If you missed the post ‘The correlation between consumerism and early retirement…’, please click here.

If you missed the post ‘Retire on $200,000 (200k)…’, please click here.

If you missed the post ‘Adapting to change for life and for FIRE…’, please click here.

If you missed the post ‘Thinking of moving to Hawaii…’, please click here.

If you missed the post ‘Tough childhood leads to success in later life…’, please click here.

If you missed the post ‘Thinking of moving to New York City…’, please click here.

If you missed the post ‘Importance of finding purpose in early retirement…’, please click here.

If you missed the post ‘What is the rule of 72…’, please click here.

If you missed the post ‘Retire on $100,000 (100k)…’, please click here.

If you missed the post ‘The importance of a significant other’s role in your path to FIRE…’, please click here.

If you missed the post ‘Save for retirement or pay off debt…’, please click here.

If you missed the post ‘How much do I need to retire…’, please click here.

If you missed the post ‘Early Retirement Manifesto…’, please click here.

If you missed the post ‘Pros and cons of early retirement…’, please click here.

If you missed the post ‘How to save money when traveling…’, please click here.

If you missed the post ‘What is the average 401k balance…’, please click here.

If you missed the post ‘Doing a garage sale during the pandemic…’, please click here.

If you missed the post ‘First few months after early retirement…’, please click here.

If you missed the post ‘Not caring too much equals happiness…’, please click here.


Please check out our YouTube channel ‘Wandering Money Pig’ showcasing our travels and our Pomeranian dog! https://www.youtube.com/channel/UC3kl9f4W9sfNG5h1l-x6nHw



Popular posts from this blog

AirBNB horror story: How we got a refund from AirBNB due to a noisy neighbor…

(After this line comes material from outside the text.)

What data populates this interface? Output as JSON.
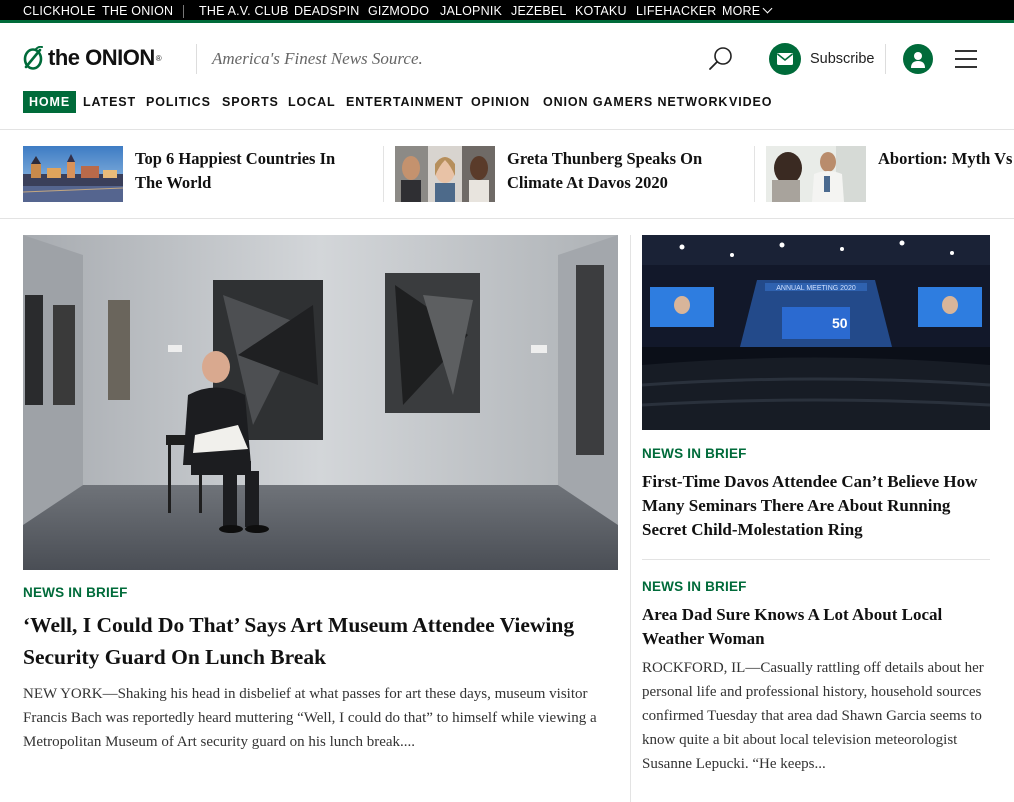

Review of Vdara Hotel, Las Vegas, NV (Nevada): Pros and Cons

Review of Ocean Casino Resort, Atlantic City, NJ (New Jersey)